Dr. Sarrel explains if women should make a list of their menopausal symptoms and share it with their doctor.
Now that’s a great question about how a woman should prepare herself before making an initial visit for menopause healthcare. Yes, a woman should know the symptoms, and I advise our patients to actually keep a diary that they can bring to a first visit.
So what happens is, a standard in our program has been for a woman to call to make an appointment and she sends an appointment slip and a list of symptoms, and we say very clearly on that appointment slip, "Please complete this list; there are 18 different symptoms listed, and for each symptom,” let's say hot flushes, “Do they occur or not?" We ask that for every symptom, yes or no, and the second part of the question, "Is it a problem to you, yes or no?" Which means, we are alerting her to what to look for. So not only hot flushes but sleep disturbance and small joint pain and depression and anxiety and decreased sexual desire and vaginal dryness and pain with intercourse and chest pressure and shortness of breath, you see?
By alerting her beforehand, then when she comes in for the first visit, our nurse or myself or one of our residents, first thing we say is "Can I see the questionnaire we sent you?" and she hands it over, and immediately we see exactly what’s been bothering her.
Very often we’ve raise questions, especially that question on short-term memory, "Are you having a problem with short-term memory, yes or no? Is it a problem, yes or no?" And we know then by getting the women to stay aware that all of these are symptoms that could be related to the menopause. Fatigue, another one, sleep disturbance, another one. It’s not an infinite list; it’s less than 20 different items, but a woman comes prepared for the visit, it takes us one minute, one and a half minutes, to zero in on why she is there and whether or not it is related to menopause.

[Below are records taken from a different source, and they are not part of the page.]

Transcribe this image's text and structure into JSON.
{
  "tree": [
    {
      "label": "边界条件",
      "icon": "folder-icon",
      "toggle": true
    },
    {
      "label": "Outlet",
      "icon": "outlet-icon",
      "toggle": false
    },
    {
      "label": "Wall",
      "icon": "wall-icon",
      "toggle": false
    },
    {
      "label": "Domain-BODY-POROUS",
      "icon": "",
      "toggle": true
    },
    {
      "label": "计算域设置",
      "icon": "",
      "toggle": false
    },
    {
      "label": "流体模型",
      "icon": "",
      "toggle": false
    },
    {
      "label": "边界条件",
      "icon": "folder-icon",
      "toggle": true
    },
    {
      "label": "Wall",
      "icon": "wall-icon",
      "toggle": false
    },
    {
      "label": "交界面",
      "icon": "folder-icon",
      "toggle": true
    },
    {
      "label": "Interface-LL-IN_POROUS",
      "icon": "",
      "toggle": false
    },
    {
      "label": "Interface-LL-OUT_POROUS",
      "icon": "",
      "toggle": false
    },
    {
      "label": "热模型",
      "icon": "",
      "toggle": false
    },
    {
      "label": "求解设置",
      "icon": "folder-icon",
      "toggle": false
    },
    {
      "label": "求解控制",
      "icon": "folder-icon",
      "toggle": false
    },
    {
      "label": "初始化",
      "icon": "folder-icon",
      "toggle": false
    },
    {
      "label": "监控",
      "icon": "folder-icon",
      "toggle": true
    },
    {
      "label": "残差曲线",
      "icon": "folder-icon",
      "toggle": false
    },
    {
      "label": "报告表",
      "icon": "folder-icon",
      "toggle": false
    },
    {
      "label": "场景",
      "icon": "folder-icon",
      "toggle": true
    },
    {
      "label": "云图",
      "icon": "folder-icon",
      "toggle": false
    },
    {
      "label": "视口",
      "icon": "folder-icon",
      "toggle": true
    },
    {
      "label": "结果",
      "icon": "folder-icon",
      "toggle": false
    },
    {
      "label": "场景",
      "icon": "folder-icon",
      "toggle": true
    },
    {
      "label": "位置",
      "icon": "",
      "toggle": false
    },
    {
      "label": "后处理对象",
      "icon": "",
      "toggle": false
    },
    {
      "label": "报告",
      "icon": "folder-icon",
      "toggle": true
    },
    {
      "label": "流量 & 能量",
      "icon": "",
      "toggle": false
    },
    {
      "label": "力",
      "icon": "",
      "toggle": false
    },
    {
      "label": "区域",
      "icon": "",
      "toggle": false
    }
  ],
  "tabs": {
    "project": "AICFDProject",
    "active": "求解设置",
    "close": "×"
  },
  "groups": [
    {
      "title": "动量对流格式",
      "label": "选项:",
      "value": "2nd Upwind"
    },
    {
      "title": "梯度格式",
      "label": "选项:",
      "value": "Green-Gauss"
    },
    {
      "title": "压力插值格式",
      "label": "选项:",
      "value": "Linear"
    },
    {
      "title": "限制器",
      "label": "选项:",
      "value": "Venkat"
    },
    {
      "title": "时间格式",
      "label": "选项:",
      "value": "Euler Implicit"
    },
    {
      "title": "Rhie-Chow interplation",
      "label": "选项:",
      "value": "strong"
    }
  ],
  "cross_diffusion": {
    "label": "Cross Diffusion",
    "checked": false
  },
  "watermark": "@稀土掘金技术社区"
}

So I feel very strongly that a great deal can be made out of the first visit as long as a woman has been gathering information about herself that she can present.
About Dr. Sarrel, M.D.:
Philip M. Sarrel, M.D., completed his medical education at New York University School of Medicine, his internship at the Mount Sinai Hospital, and his residency at Yale New Haven Hospital. In addition to his many years on the faculty of the Departments of Obstetrics and Gynecology and Psychiatry at Yale University School of Medicine, Dr. Sarrel has also been a Faculty Scholar in the department of psychiatry at Oxford University, Visiting Senior Lecturer at King’s College Hospital Medical School at the University of London, Visiting Professor in Cardiac Medicine at the National Heart and Lung Institute in London, and Visiting Professor in the Department of Medicine at Columbia University College of Physicians and Surgeons in New York. He is currently Emeritus Professor of obstetrics, gynecology, and psychiatry at Yale University.